(depending on the source and load resistances) due to the loading effect.
Closed circuit voltage gain
Taking input and output loading into consideration, the closed circuit voltage gain (that is, the gain with load R
L
and
source with resistance R
S
both attached) of the common gate can be written as:
,
which has the simple limiting forms
,
depending upon whether g
m
R
S
is much larger or much smaller than one.
In the first case the circuit acts as a current follower, as understood as follows: for R
S
>> 1/g
m
the voltage source
can be replaced by its Norton equivalent with Norton current v
Thv
/ R
S
and parallel Norton resistance R
S
.
Because the amplifier input resistance is small, the driver delivers by current division a current v
Thv
/ R
S
to the
amplifier. The current gain is unity, so the same current is delivered to the output load R
L
, producing by Ohms law
an output voltage v
out
= v
Thv
R
L
/ R
S
, that is, the first form of the voltage gain above.
In the second case R
S
<< 1/g
m
and the Thvenin representation of the source is useful, producing the second form
for the gain, typical of voltage amplifiers.
Because the input impedance of the common-gate amplifier is very low, the cascode amplifier often is used instead.
The cascode places a common-source amplifier between the voltage driver and the common-gate circuit to permit
voltage amplification using a driver with R
S
>> 1/g
m
.
References
1.
^
Paul R. Gray, Paul J. Hurst, Stephen H. Lewis, Robert G. Meyer (2001). Analysis and Design of Analog
Integrated Circuits (4th ed.). New York: Wiley. pp. 186191. ISBN 0-471-32168-0.

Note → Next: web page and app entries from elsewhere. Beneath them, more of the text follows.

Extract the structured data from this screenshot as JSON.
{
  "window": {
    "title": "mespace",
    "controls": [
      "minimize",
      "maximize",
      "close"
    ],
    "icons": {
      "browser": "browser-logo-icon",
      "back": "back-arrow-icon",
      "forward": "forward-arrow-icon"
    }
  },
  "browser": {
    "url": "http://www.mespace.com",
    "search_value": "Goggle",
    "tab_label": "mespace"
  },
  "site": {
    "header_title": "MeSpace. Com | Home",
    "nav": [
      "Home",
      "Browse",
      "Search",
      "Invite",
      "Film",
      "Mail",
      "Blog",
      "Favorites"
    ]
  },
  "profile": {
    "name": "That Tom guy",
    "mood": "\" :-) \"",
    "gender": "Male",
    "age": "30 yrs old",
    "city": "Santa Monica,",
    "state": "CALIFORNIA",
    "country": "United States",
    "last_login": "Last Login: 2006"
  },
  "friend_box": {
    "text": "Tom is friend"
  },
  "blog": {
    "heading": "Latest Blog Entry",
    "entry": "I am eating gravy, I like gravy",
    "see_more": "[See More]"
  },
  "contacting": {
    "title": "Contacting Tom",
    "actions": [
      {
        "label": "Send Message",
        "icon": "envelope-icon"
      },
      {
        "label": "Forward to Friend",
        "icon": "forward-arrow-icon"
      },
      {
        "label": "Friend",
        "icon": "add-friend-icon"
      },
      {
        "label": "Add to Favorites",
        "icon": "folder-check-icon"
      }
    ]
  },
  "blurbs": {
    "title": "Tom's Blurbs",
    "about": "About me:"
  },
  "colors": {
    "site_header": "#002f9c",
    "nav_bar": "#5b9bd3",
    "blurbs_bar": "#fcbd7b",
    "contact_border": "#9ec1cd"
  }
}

See also
Electronic amplifier variables
Two-port networks
Common drain
Common source
Common base
Common emitter
Common collector
External links
A 24GHz CMOS Front-end (http://chic.caltech.edu/publication/a-24ghz-cmos-front-end/)
Retrieved from "http://en.wikipedia.org/w/index.php?title=Common_gate&oldid=598752740"
Categories: Single-stage transistor amplifiers
This page was last modified on 8 March 2014 at 22:07.
Text is available under the Creative Commons Attribution-ShareAlike License; additional terms may apply.
By using this site, you agree to the Terms of Use and Privacy Policy. Wikipedia is a registered trademark
of the Wikimedia Foundation, Inc., a non-profit organization.